The normalization of the integrated market has dealt a blow to the revenue, operating profit, and net profit of shipping companies.
Recently, the tightening of crude oil supply, coupled with the peak demand season, has led to a significant increase in international oil prices, up to $80 per barrel. This has boosted fuel prices for ships. In the current context of a significant increase in shipping capacity and a tightening of freight demand, this means that ship operations will become even more challenging…
01-Slowing Economic and a sluggish market
New capacity ‘drags down’ market recovery
In the past two years, shipping companies, in order to maintain or capture market share, have invested substantial cash flows into capacity. The delivery of large numbers of new ships coincided with a stable supply chain and a contraction in freight demand. This is a major reason why the industry is pessimistic about the market outlook.
02-Uncertain demand + environmental regulations
The expectation for the future is even more frightening
Compared to the current predicament, the expectation for the shipping industry’s future is even more frightening.
First, the uncertainty of global container cargo demand has led shipping giants to have an overall pessimistic view of the market outlook.
Second, greenhouse gas emission reduction standards from IMO and the EU will directly force shipping companies which unable to effectively control emissions to pay a significant cost. The industry estimates that the EU ETS, once effective, could require several shipping companies that have not significantly decarbonized to purchase $5.5 billion worth of allowances by 2030.
On the other hand, the pressure to reduce emissions is also driving shipping companies to adopt technological or operational measures to improve ship efficiency or order expensive new fuel-efficient ships.
03-The way for shipping companies to outperform the market:Cost reduction!
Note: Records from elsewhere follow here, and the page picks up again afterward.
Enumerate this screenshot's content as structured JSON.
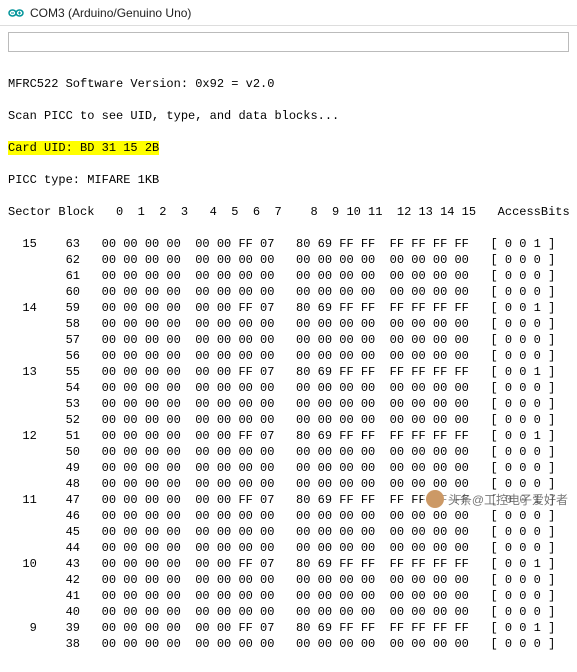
{
  "window": {
    "title": "COM3 (Arduino/Genuino Uno)"
  },
  "input": {
    "value": "",
    "placeholder": ""
  },
  "info": {
    "version_line": "MFRC522 Software Version: 0x92 = v2.0",
    "scan_line": "Scan PICC to see UID, type, and data blocks...",
    "card_uid_line": "Card UID: BD 31 15 2B",
    "picc_type_line": "PICC type: MIFARE 1KB"
  },
  "table": {
    "header": "Sector Block   0  1  2  3   4  5  6  7    8  9 10 11  12 13 14 15   AccessBits",
    "sectors": [
      {
        "sector": 15,
        "blocks": [
          {
            "blk": 63,
            "b": [
              "00",
              "00",
              "00",
              "00",
              "00",
              "00",
              "FF",
              "07",
              "80",
              "69",
              "FF",
              "FF",
              "FF",
              "FF",
              "FF",
              "FF"
            ],
            "a": "[ 0 0 1 ]"
          },
          {
            "blk": 62,
            "b": [
              "00",
              "00",
              "00",
              "00",
              "00",
              "00",
              "00",
              "00",
              "00",
              "00",
              "00",
              "00",
              "00",
              "00",
              "00",
              "00"
            ],
            "a": "[ 0 0 0 ]"
          },
          {
            "blk": 61,
            "b": [
              "00",
              "00",
              "00",
              "00",
              "00",
              "00",
              "00",
              "00",
              "00",
              "00",
              "00",
              "00",
              "00",
              "00",
              "00",
              "00"
            ],
            "a": "[ 0 0 0 ]"
          },
          {
            "blk": 60,
            "b": [
              "00",
              "00",
              "00",
              "00",
              "00",
              "00",
              "00",
              "00",
              "00",
              "00",
              "00",
              "00",
              "00",
              "00",
              "00",
              "00"
            ],
            "a": "[ 0 0 0 ]"
          }
        ]
      },
      {
        "sector": 14,
        "blocks": [
          {
            "blk": 59,
            "b": [
              "00",
              "00",
              "00",
              "00",
              "00",
              "00",
              "FF",
              "07",
              "80",
              "69",
              "FF",
              "FF",
              "FF",
              "FF",
              "FF",
              "FF"
            ],
            "a": "[ 0 0 1 ]"
          },
          {
            "blk": 58,
            "b": [
              "00",
              "00",
              "00",
              "00",
              "00",
              "00",
              "00",
              "00",
              "00",
              "00",
              "00",
              "00",
              "00",
              "00",
              "00",
              "00"
            ],
            "a": "[ 0 0 0 ]"
          },
          {
            "blk": 57,
            "b": [
              "00",
              "00",
              "00",
              "00",
              "00",
              "00",
              "00",
              "00",
              "00",
              "00",
              "00",
              "00",
              "00",
              "00",
              "00",
              "00"
            ],
            "a": "[ 0 0 0 ]"
          },
          {
            "blk": 56,
            "b": [
              "00",
              "00",
              "00",
              "00",
              "00",
              "00",
              "00",
              "00",
              "00",
              "00",
              "00",
              "00",
              "00",
              "00",
              "00",
              "00"
            ],
            "a": "[ 0 0 0 ]"
          }
        ]
      },
      {
        "sector": 13,
        "blocks": [
          {
            "blk": 55,
            "b": [
              "00",
              "00",
              "00",
              "00",
              "00",
              "00",
              "FF",
              "07",
              "80",
              "69",
              "FF",
              "FF",
              "FF",
              "FF",
              "FF",
              "FF"
            ],
            "a": "[ 0 0 1 ]"
          },
          {
            "blk": 54,
            "b": [
              "00",
              "00",
              "00",
              "00",
              "00",
              "00",
              "00",
              "00",
              "00",
              "00",
              "00",
              "00",
              "00",
              "00",
              "00",
              "00"
            ],
            "a": "[ 0 0 0 ]"
          },
          {
            "blk": 53,
            "b": [
              "00",
              "00",
              "00",
              "00",
              "00",
              "00",
              "00",
              "00",
              "00",
              "00",
              "00",
              "00",
              "00",
              "00",
              "00",
              "00"
            ],
            "a": "[ 0 0 0 ]"
          },
          {
            "blk": 52,
            "b": [
              "00",
              "00",
              "00",
              "00",
              "00",
              "00",
              "00",
              "00",
              "00",
              "00",
              "00",
              "00",
              "00",
              "00",
              "00",
              "00"
            ],
            "a": "[ 0 0 0 ]"
          }
        ]
      },
      {
        "sector": 12,
        "blocks": [
          {
            "blk": 51,
            "b": [
              "00",
              "00",
              "00",
              "00",
              "00",
              "00",
              "FF",
              "07",
              "80",
              "69",
              "FF",
              "FF",
              "FF",
              "FF",
              "FF",
              "FF"
            ],
            "a": "[ 0 0 1 ]"
          },
          {
            "blk": 50,
            "b": [
              "00",
              "00",
              "00",
              "00",
              "00",
              "00",
              "00",
              "00",
              "00",
              "00",
              "00",
              "00",
              "00",
              "00",
              "00",
              "00"
            ],
            "a": "[ 0 0 0 ]"
          },
          {
            "blk": 49,
            "b": [
              "00",
              "00",
              "00",
              "00",
              "00",
              "00",
              "00",
              "00",
              "00",
              "00",
              "00",
              "00",
              "00",
              "00",
              "00",
              "00"
            ],
            "a": "[ 0 0 0 ]"
          },
          {
            "blk": 48,
            "b": [
              "00",
              "00",
              "00",
              "00",
              "00",
              "00",
              "00",
              "00",
              "00",
              "00",
              "00",
              "00",
              "00",
              "00",
              "00",
              "00"
            ],
            "a": "[ 0 0 0 ]"
          }
        ]
      },
      {
        "sector": 11,
        "blocks": [
          {
            "blk": 47,
            "b": [
              "00",
              "00",
              "00",
              "00",
              "00",
              "00",
              "FF",
              "07",
              "80",
              "69",
              "FF",
              "FF",
              "FF",
              "FF",
              "FF",
              "FF"
            ],
            "a": "[ 0 0 1 ]"
          },
          {
            "blk": 46,
            "b": [
              "00",
              "00",
              "00",
              "00",
              "00",
              "00",
              "00",
              "00",
              "00",
              "00",
              "00",
              "00",
              "00",
              "00",
              "00",
              "00"
            ],
            "a": "[ 0 0 0 ]"
          },
          {
            "blk": 45,
            "b": [
              "00",
              "00",
              "00",
              "00",
              "00",
              "00",
              "00",
              "00",
              "00",
              "00",
              "00",
              "00",
              "00",
              "00",
              "00",
              "00"
            ],
            "a": "[ 0 0 0 ]"
          },
          {
            "blk": 44,
            "b": [
              "00",
              "00",
              "00",
              "00",
              "00",
              "00",
              "00",
              "00",
              "00",
              "00",
              "00",
              "00",
              "00",
              "00",
              "00",
              "00"
            ],
            "a": "[ 0 0 0 ]"
          }
        ]
      },
      {
        "sector": 10,
        "blocks": [
          {
            "blk": 43,
            "b": [
              "00",
              "00",
              "00",
              "00",
              "00",
              "00",
              "FF",
              "07",
              "80",
              "69",
              "FF",
              "FF",
              "FF",
              "FF",
              "FF",
              "FF"
            ],
            "a": "[ 0 0 1 ]"
          },
          {
            "blk": 42,
            "b": [
              "00",
              "00",
              "00",
              "00",
              "00",
              "00",
              "00",
              "00",
              "00",
              "00",
              "00",
              "00",
              "00",
              "00",
              "00",
              "00"
            ],
            "a": "[ 0 0 0 ]"
          },
          {
            "blk": 41,
            "b": [
              "00",
              "00",
              "00",
              "00",
              "00",
              "00",
              "00",
              "00",
              "00",
              "00",
              "00",
              "00",
              "00",
              "00",
              "00",
              "00"
            ],
            "a": "[ 0 0 0 ]"
          },
          {
            "blk": 40,
            "b": [
              "00",
              "00",
              "00",
              "00",
              "00",
              "00",
              "00",
              "00",
              "00",
              "00",
              "00",
              "00",
              "00",
              "00",
              "00",
              "00"
            ],
            "a": "[ 0 0 0 ]"
          }
        ]
      },
      {
        "sector": 9,
        "blocks": [
          {
            "blk": 39,
            "b": [
              "00",
              "00",
              "00",
              "00",
              "00",
              "00",
              "FF",
              "07",
              "80",
              "69",
              "FF",
              "FF",
              "FF",
              "FF",
              "FF",
              "FF"
            ],
            "a": "[ 0 0 1 ]"
          },
          {
            "blk": 38,
            "b": [
              "00",
              "00",
              "00",
              "00",
              "00",
              "00",
              "00",
              "00",
              "00",
              "00",
              "00",
              "00",
              "00",
              "00",
              "00",
              "00"
            ],
            "a": "[ 0 0 0 ]"
          }
        ]
      }
    ]
  },
  "watermark": {
    "text": "头条@工控电子爱好者"
  }
}
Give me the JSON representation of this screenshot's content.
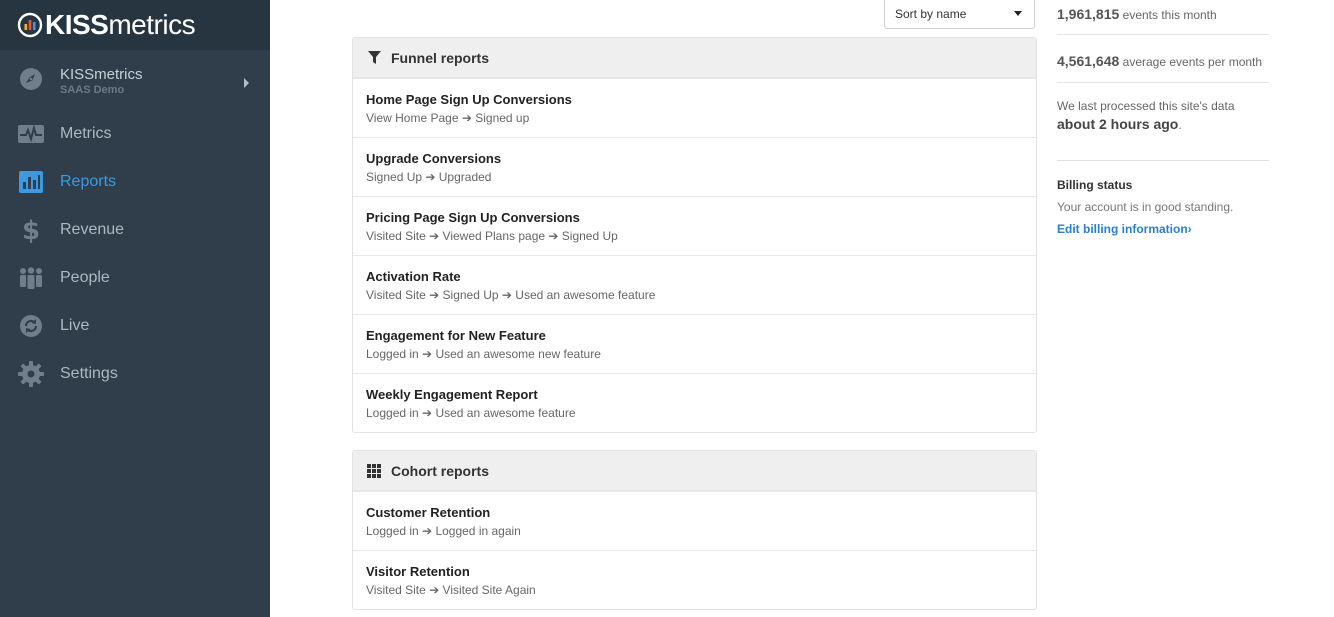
{
  "app": {
    "brand_bold": "KISS",
    "brand_light": "metrics",
    "brand_colors": [
      "#f6b13d",
      "#e9573f",
      "#3d9ae0"
    ]
  },
  "sidebar": {
    "site": {
      "name": "KISSmetrics",
      "subtitle": "SAAS Demo",
      "icon": "compass-icon"
    },
    "items": [
      {
        "label": "Metrics",
        "icon": "pulse-icon",
        "active": false
      },
      {
        "label": "Reports",
        "icon": "bar-chart-icon",
        "active": true
      },
      {
        "label": "Revenue",
        "icon": "dollar-icon",
        "active": false
      },
      {
        "label": "People",
        "icon": "people-icon",
        "active": false
      },
      {
        "label": "Live",
        "icon": "refresh-icon",
        "active": false
      },
      {
        "label": "Settings",
        "icon": "gear-icon",
        "active": false
      }
    ]
  },
  "toolbar": {
    "sort_value": "Sort by name"
  },
  "funnel": {
    "title": "Funnel reports",
    "rows": [
      {
        "title": "Home Page Sign Up Conversions",
        "steps": "View Home Page ➔ Signed up"
      },
      {
        "title": "Upgrade Conversions",
        "steps": "Signed Up ➔ Upgraded"
      },
      {
        "title": "Pricing Page Sign Up Conversions",
        "steps": "Visited Site ➔ Viewed Plans page ➔ Signed Up"
      },
      {
        "title": "Activation Rate",
        "steps": "Visited Site ➔ Signed Up ➔ Used an awesome feature"
      },
      {
        "title": "Engagement for New Feature",
        "steps": "Logged in ➔ Used an awesome new feature"
      },
      {
        "title": "Weekly Engagement Report",
        "steps": "Logged in ➔ Used an awesome feature"
      }
    ]
  },
  "cohort": {
    "title": "Cohort reports",
    "rows": [
      {
        "title": "Customer Retention",
        "steps": "Logged in ➔ Logged in again"
      },
      {
        "title": "Visitor Retention",
        "steps": "Visited Site ➔ Visited Site Again"
      }
    ]
  },
  "stats": {
    "events_month_value": "1,961,815",
    "events_month_label": "events this month",
    "avg_value": "4,561,648",
    "avg_label": "average events per month",
    "processed_text": "We last processed this site's data",
    "processed_time": "about 2 hours ago",
    "processed_suffix": "."
  },
  "billing": {
    "title": "Billing status",
    "text": "Your account is in good standing.",
    "link": "Edit billing information›"
  },
  "colors": {
    "accent": "#3d9ae0",
    "sidebar_bg": "#2f3e4a",
    "link": "#2a7fc9"
  }
}
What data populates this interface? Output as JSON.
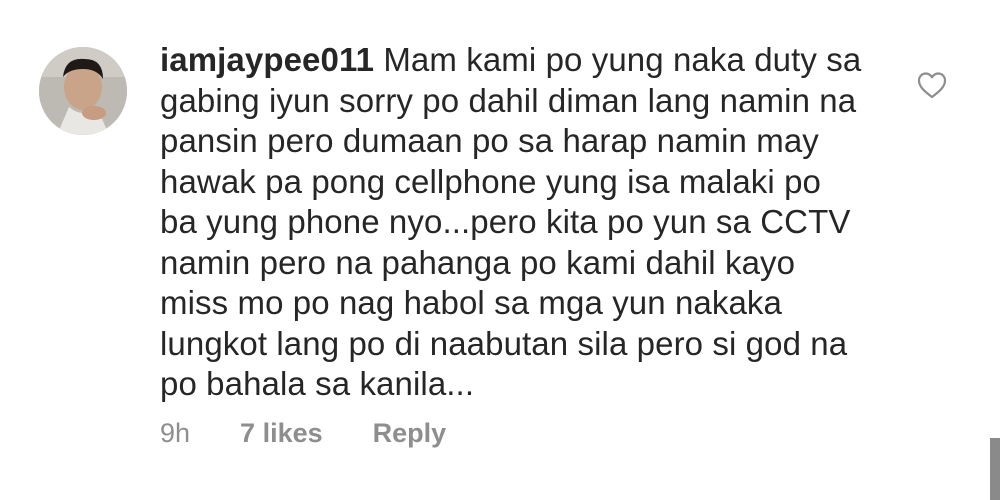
{
  "comment": {
    "username": "iamjaypee011",
    "text_lines": [
      "Mam kami po yung naka duty sa",
      "gabing iyun sorry po dahil diman lang namin na",
      "pansin pero dumaan po sa harap namin may",
      "hawak pa pong cellphone yung isa malaki po",
      "ba yung phone nyo...pero kita po yun sa CCTV",
      "namin pero na pahanga po kami dahil kayo",
      "miss mo po nag habol sa mga yun nakaka",
      "lungkot lang po di naabutan sila pero si god na",
      "po bahala sa kanila..."
    ],
    "time": "9h",
    "likes": "7 likes",
    "reply_label": "Reply",
    "like_icon": "heart-outline-icon"
  }
}
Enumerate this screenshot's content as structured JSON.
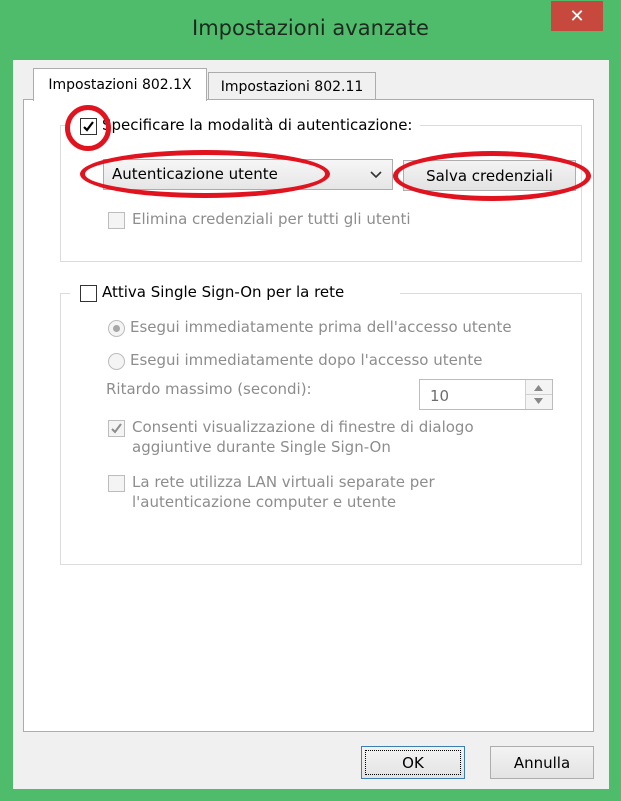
{
  "window": {
    "title": "Impostazioni avanzate",
    "close_glyph": "✕"
  },
  "tabs": [
    {
      "label": "Impostazioni 802.1X",
      "active": true
    },
    {
      "label": "Impostazioni 802.11",
      "active": false
    }
  ],
  "auth_group": {
    "checkbox_label": "Specificare la modalità di autenticazione:",
    "checked": true,
    "mode_selected": "Autenticazione utente",
    "save_button": "Salva credenziali",
    "delete_label": "Elimina credenziali per tutti gli utenti"
  },
  "sso_group": {
    "checkbox_label": "Attiva Single Sign-On per la rete",
    "radio_before": "Esegui immediatamente prima dell'accesso utente",
    "radio_after": "Esegui immediatamente dopo l'accesso utente",
    "delay_label": "Ritardo massimo (secondi):",
    "delay_value": "10",
    "allow_dialogs_line1": "Consenti visualizzazione di finestre di dialogo",
    "allow_dialogs_line2": "aggiuntive durante Single Sign-On",
    "vlan_line1": "La rete utilizza LAN virtuali separate per",
    "vlan_line2": "l'autenticazione computer e utente"
  },
  "footer": {
    "ok": "OK",
    "cancel": "Annulla"
  },
  "colors": {
    "title_bar": "#4fbc6c",
    "close_button": "#c7493e",
    "annotation": "#e0131f"
  }
}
Emission reduction!
With a bleak outlook, cost control has become a high-frequency term in container shipping company reports. In the shipping industry, which relies heavily on fuel and has increasingly strict carbon reduction targets, controlling fuel consumption is of paramount importance to decarbonization and profitability.
Because biofouling can increase drag during navigation, leading to a 36% increase in fuel consumption and a high increase in carbon emissions, more and more shipping companies are choosing to reduce drag by removing fouling from their ship hulls. In particular, underwater robotic hull cleaning services: without the need for dry docks, they can operate underwater while ships are anchored or docked.
Neptune robot ship inspection and cleaning services breaks through the limitations of water conditions, weather, and time, operating around the clock in ports/anchorages, thoroughly removing hull dirt without damaging the ship’s paint, and providing pre-and post-cleaning hull inspection data and images. The service covers the North China, East China, and South China regions and has already served hundreds of large ships.
In the backdrop of rising crude oil prices and uncertainty in green fuels and their technologies, hull cleaning is undoubtedly a key and feasible measure for fleets to decarbonize and reduce costs. It will enable shipping companies to face the various challenges in the consolidation market with more confidence and strength, overcoming the ups and downs of the shipping cycle.